Despite the tidal wave of environmental criticism directed at coal plants, a new study shows how emissions from coal and other fossil fuels have a huge benefit: they are greening the world’s most arid regions.
Indiana University researchers reviewed dozens of studies on the global greening phenomenon that’s been occurring over the last few decades and concluded it’s a result of increasing concentrations of CO2 in the atmosphere.
The study found a “consistent and statistically significant increase in the availability of soil water (11%) was observed under elevated CO2 treatments in both drylands and non-drylands, with a statistically stronger response over drylands (17% vs. 9%).”
For years, satellite images have shown vegetation expanding into the Earth’s drylands, including areas of the Mediterranean, Sahel, Middle East, China, Mongolia and South America. Indiana researchers considered other factors, such as increased rainfall and land use changes, but found CO2 is the only viable reason for the increased greenness.

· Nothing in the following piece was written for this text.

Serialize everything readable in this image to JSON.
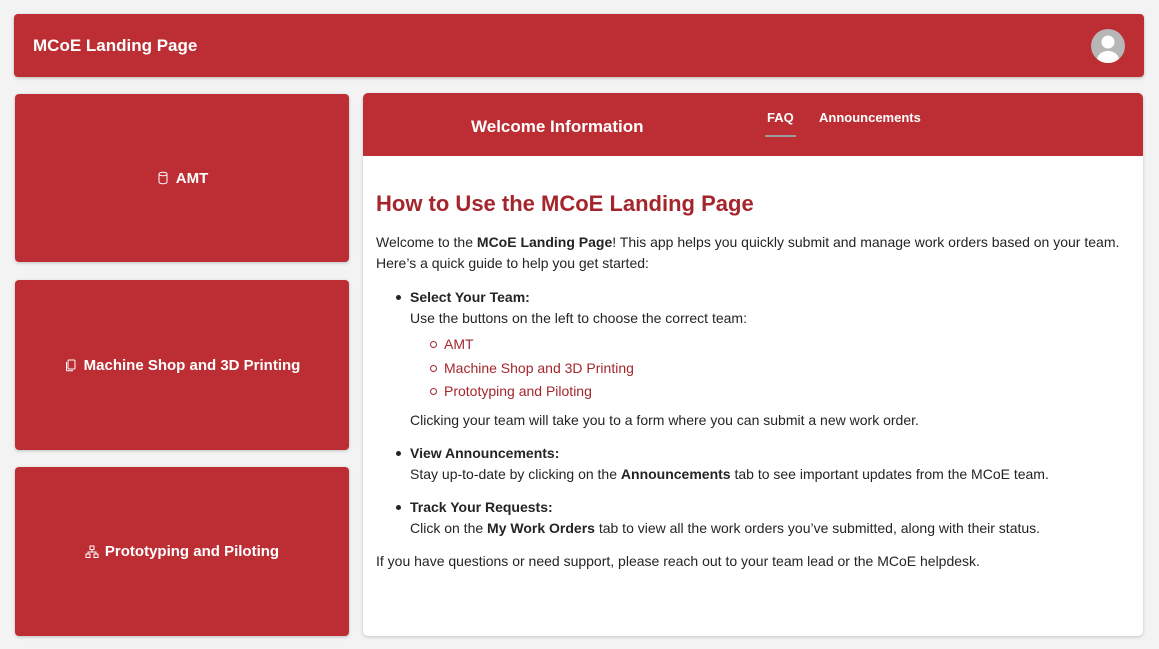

“We know from satellite observations that vegetation is greener than it was in the past,” Lixin Wang, the study’s lead author and Indiana University Earth sciences professor, said in a statement. “We now understand why that’s occurring, but we don’t necessarily know if that’s a good thing or not.”